My camera travels with me, and I see a continuation of the exploration of this storms visual effects, after the matter.

To be continued. Tomorrow.

My creative energy in storms

We are supposed to get snow…major snow…blizzard-type weather in the next 24-36 hours. I am excited, pumped, knowing that I am “trapped” here tomorrow.

Yes, I have to do my 40-hour gig work, too, but there is something fun about having to stay in for the day. Something like getting trapped in the blanket fort, as it collapsed, as a kid. Not to downgrade the severity of what could happen with this storm. I might lose power, but I live close to a lot of medical facilities, including two hospitals. I am in one of the first grids that are restored.

Storms like this bring out the best in my photography, and I love to play in that medium on the day after a big one. Unfortunately, this year, it’s not happening on a Saturday, so I will have to work. But, here are some images from a storm two years ago…

Rochester Snow God, (c)Daryl-An Dartt Hurst, 2013, digital photograph

Rochester Snow God, (c)Daryl-An Dartt Hurst, 2013, digital photograph

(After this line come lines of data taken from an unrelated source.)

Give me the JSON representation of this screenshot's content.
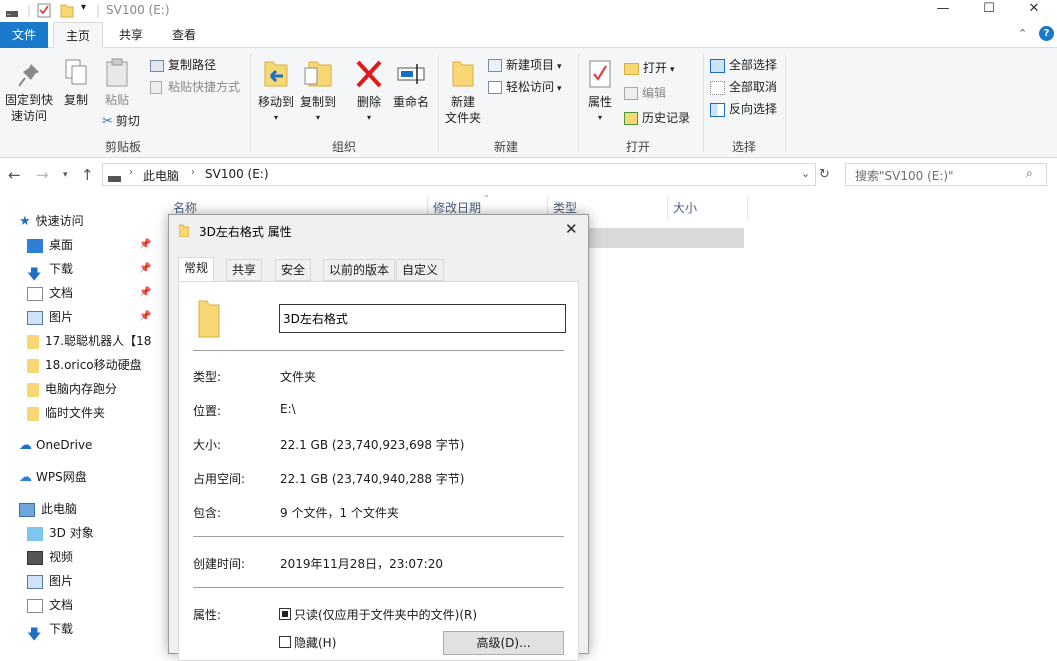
{
  "window": {
    "title": "SV100 (E:)",
    "controls": [
      "—",
      "☐",
      "✕"
    ]
  },
  "ribbon_tabs": [
    {
      "label": "文件"
    },
    {
      "label": "主页"
    },
    {
      "label": "共享"
    },
    {
      "label": "查看"
    }
  ],
  "ribbon": {
    "clipboard": {
      "pin_label_1": "固定到快",
      "pin_label_2": "速访问",
      "copy": "复制",
      "paste": "粘贴",
      "copy_path": "复制路径",
      "paste_shortcut": "粘贴快捷方式",
      "cut": "剪切",
      "group": "剪贴板"
    },
    "organize": {
      "move_to": "移动到",
      "copy_to": "复制到",
      "delete": "删除",
      "rename": "重命名",
      "group": "组织"
    },
    "new": {
      "new_folder_1": "新建",
      "new_folder_2": "文件夹",
      "new_item": "新建项目",
      "easy_access": "轻松访问",
      "group": "新建"
    },
    "open": {
      "properties": "属性",
      "open": "打开",
      "edit": "编辑",
      "history": "历史记录",
      "group": "打开"
    },
    "select": {
      "select_all": "全部选择",
      "select_none": "全部取消",
      "invert": "反向选择",
      "group": "选择"
    }
  },
  "address": {
    "crumbs": [
      "此电脑",
      "SV100 (E:)"
    ],
    "search_placeholder": "搜索\"SV100 (E:)\""
  },
  "nav_pane": {
    "quick_access": "快速访问",
    "items": [
      {
        "label": "桌面",
        "pinned": true
      },
      {
        "label": "下载",
        "pinned": true
      },
      {
        "label": "文档",
        "pinned": true
      },
      {
        "label": "图片",
        "pinned": true
      },
      {
        "label": "17.聪聪机器人【18"
      },
      {
        "label": "18.orico移动硬盘"
      },
      {
        "label": "电脑内存跑分"
      },
      {
        "label": "临时文件夹"
      }
    ],
    "onedrive": "OneDrive",
    "wps": "WPS网盘",
    "this_pc": "此电脑",
    "pc_items": [
      {
        "label": "3D 对象"
      },
      {
        "label": "视频"
      },
      {
        "label": "图片"
      },
      {
        "label": "文档"
      },
      {
        "label": "下载"
      }
    ]
  },
  "columns": [
    "名称",
    "修改日期",
    "类型",
    "大小"
  ],
  "dialog": {
    "title": "3D左右格式 属性",
    "tabs": [
      "常规",
      "共享",
      "安全",
      "以前的版本",
      "自定义"
    ],
    "name_value": "3D左右格式",
    "rows": {
      "type_label": "类型:",
      "type_value": "文件夹",
      "location_label": "位置:",
      "location_value": "E:\\",
      "size_label": "大小:",
      "size_value": "22.1 GB (23,740,923,698 字节)",
      "disk_label": "占用空间:",
      "disk_value": "22.1 GB (23,740,940,288 字节)",
      "contains_label": "包含:",
      "contains_value": "9 个文件，1 个文件夹",
      "created_label": "创建时间:",
      "created_value": "2019年11月28日，23:07:20",
      "attr_label": "属性:",
      "readonly": "只读(仅应用于文件夹中的文件)(R)",
      "hidden": "隐藏(H)",
      "advanced": "高级(D)..."
    }
  }
}
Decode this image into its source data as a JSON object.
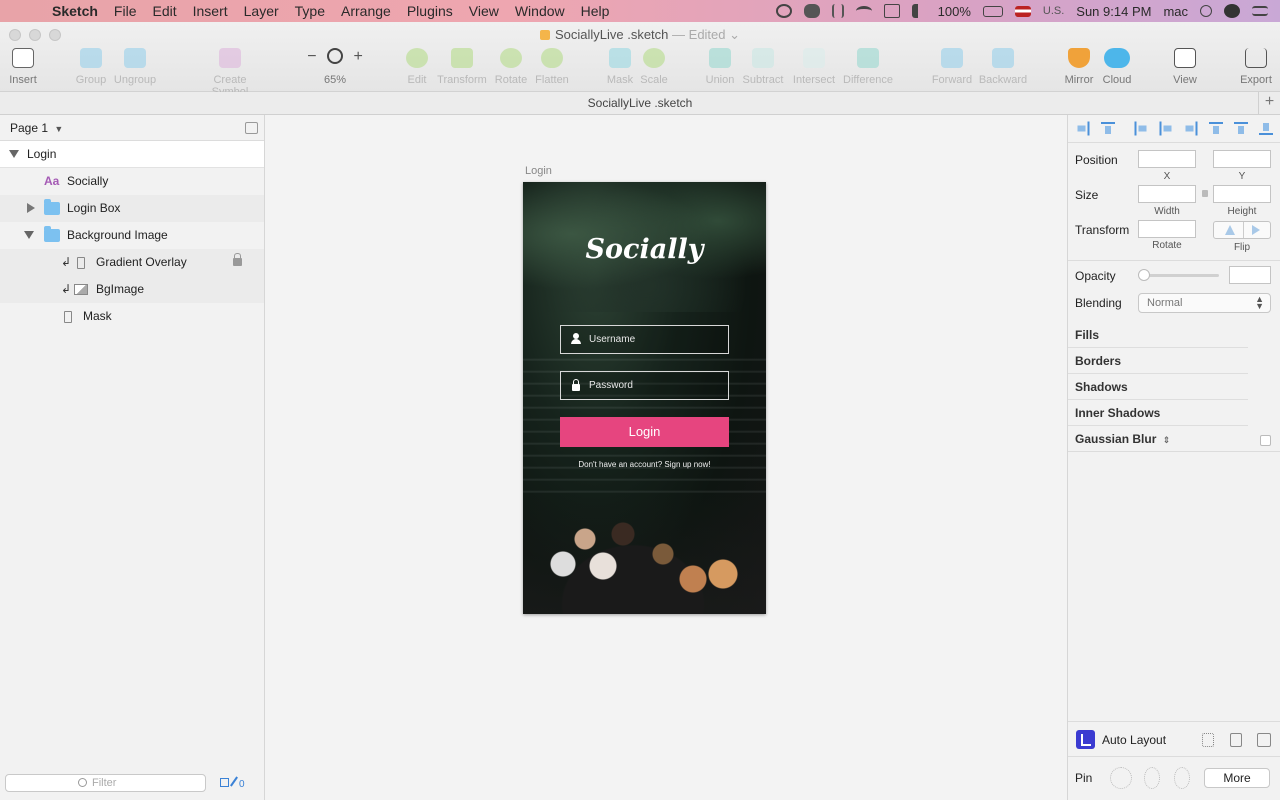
{
  "menubar": {
    "app_name": "Sketch",
    "items": [
      "File",
      "Edit",
      "Insert",
      "Layer",
      "Type",
      "Arrange",
      "Plugins",
      "View",
      "Window",
      "Help"
    ],
    "battery": "100%",
    "input_source": "U.S.",
    "clock": "Sun 9:14 PM",
    "user": "mac"
  },
  "window": {
    "title": "SociallyLive .sketch",
    "title_suffix": "— Edited",
    "tab_name": "SociallyLive .sketch"
  },
  "toolbar": {
    "insert": "Insert",
    "group": "Group",
    "ungroup": "Ungroup",
    "create_symbol": "Create Symbol",
    "zoom_minus": "−",
    "zoom_plus": "+",
    "zoom_value": "65%",
    "edit": "Edit",
    "transform": "Transform",
    "rotate": "Rotate",
    "flatten": "Flatten",
    "mask": "Mask",
    "scale": "Scale",
    "union": "Union",
    "subtract": "Subtract",
    "intersect": "Intersect",
    "difference": "Difference",
    "forward": "Forward",
    "backward": "Backward",
    "mirror": "Mirror",
    "cloud": "Cloud",
    "view": "View",
    "export": "Export"
  },
  "layers": {
    "page": "Page 1",
    "artboard": "Login",
    "items": [
      {
        "name": "Socially",
        "type": "text"
      },
      {
        "name": "Login Box",
        "type": "group"
      },
      {
        "name": "Background Image",
        "type": "group"
      },
      {
        "name": "Gradient Overlay",
        "type": "rectangle"
      },
      {
        "name": "BgImage",
        "type": "image"
      },
      {
        "name": "Mask",
        "type": "rectangle"
      }
    ],
    "filter_placeholder": "Filter",
    "filter_count": "0"
  },
  "artboard": {
    "label": "Login",
    "logo": "Socially",
    "username_placeholder": "Username",
    "password_placeholder": "Password",
    "login_button": "Login",
    "signup_text": "Don't have an account? Sign up now!",
    "login_button_color": "#e6457f"
  },
  "inspector": {
    "position": "Position",
    "x": "X",
    "y": "Y",
    "size": "Size",
    "width": "Width",
    "height": "Height",
    "transform": "Transform",
    "rotate": "Rotate",
    "flip": "Flip",
    "opacity": "Opacity",
    "blending": "Blending",
    "blending_value": "Normal",
    "sections": [
      "Fills",
      "Borders",
      "Shadows",
      "Inner Shadows",
      "Gaussian Blur"
    ],
    "auto_layout": "Auto Layout",
    "pin": "Pin",
    "more": "More"
  }
}
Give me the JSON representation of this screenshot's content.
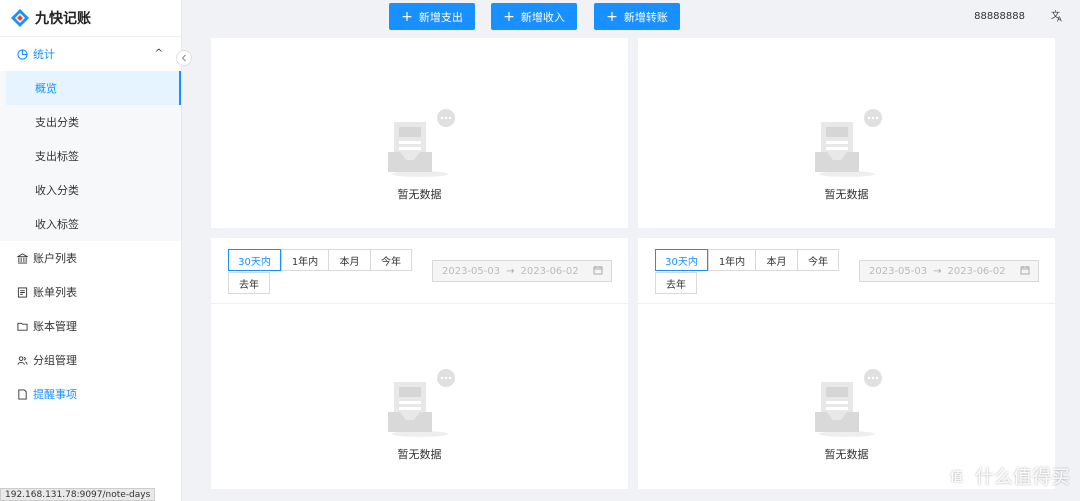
{
  "app": {
    "title": "九快记账"
  },
  "sidebar": {
    "stats_group": {
      "label": "统计"
    },
    "stats_items": [
      {
        "label": "概览"
      },
      {
        "label": "支出分类"
      },
      {
        "label": "支出标签"
      },
      {
        "label": "收入分类"
      },
      {
        "label": "收入标签"
      }
    ],
    "items": [
      {
        "label": "账户列表",
        "icon": "bank-icon"
      },
      {
        "label": "账单列表",
        "icon": "bill-icon"
      },
      {
        "label": "账本管理",
        "icon": "folder-icon"
      },
      {
        "label": "分组管理",
        "icon": "group-icon"
      },
      {
        "label": "提醒事项",
        "icon": "note-icon"
      }
    ]
  },
  "header": {
    "add_expense": "新增支出",
    "add_income": "新增收入",
    "add_transfer": "新增转账",
    "user": "88888888"
  },
  "panels": {
    "empty_text": "暂无数据",
    "ranges": [
      "30天内",
      "1年内",
      "本月",
      "今年",
      "去年"
    ],
    "date_start": "2023-05-03",
    "date_end": "2023-06-02"
  },
  "status_bar": {
    "url": "192.168.131.78:9097/note-days"
  },
  "watermark": {
    "text": "什么值得买"
  },
  "colors": {
    "accent": "#1890ff"
  }
}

But, there is something about hearing the wind through the Sumac that borders my apartment and knowing that I could lose power any minute that increases the need to get to the paint or photo or blog 🙂 , or maybe it is just Mother Nature.A minimal take on a storm, "Through the Bars, (c)Daryl-Ann Dartt Hurst, 2013, digital photography

A minimal take on a storm, “Through the Bars, (c)Daryl-Ann Dartt Hurst, 2013, digital photography

Snowstorm Nemo in 2013. "Closed Due to Blizzard" (c)Daryl-Ann Dartt Hurst, 2013. Digital photograph.

Snowstorm Nemo in 2013. “Closed Due to Blizzard” (c)Daryl-Ann Dartt Hurst, 2013. Digital photograph.

We’ll see how intense this one is-Nemo was a week-end storm so sorta fun. Iola could be a pain!

I follow my gut with what I should do creatively and when. But, I create, regardless. Let it snow.

 

 

One definition of “Art in Small Places”

I have a large solo going up next week that includes work that came down on the 11th. It got wrapped and stacked in my studio/living room until Feb 1, when it gets delivered to the Gafney Library.

I am trying to get ready for the call for Gallery at 100 Market in Portsmouth, and I also have created a large number of watercolor/mixed media pieces on paper within the last few weeks.

As I was trying to cut foamcore and mats I realized that I have basically no room until this work goes north.

Cutting mats in the last remaining floor space

Cutting mats in the last remaining floor space

This defines dedication for an artist, I think. This is my living room. No real complaints (aside from I have run out of room), but I want to show the rest of the world that a lot of us don’t go to these gloriously naturally lit huge empty spaces to work. Many of us have spaces in our homes. In my case, my entire apartment is my studio-and that’s not the exception to the rule either!!

another view of the work space

another view of the work space

So, as I cut mats, stretch canvas, etc., I might also be moving furniture.  Cutting down a full sheet of mat board on the floor might be a challenge tonight.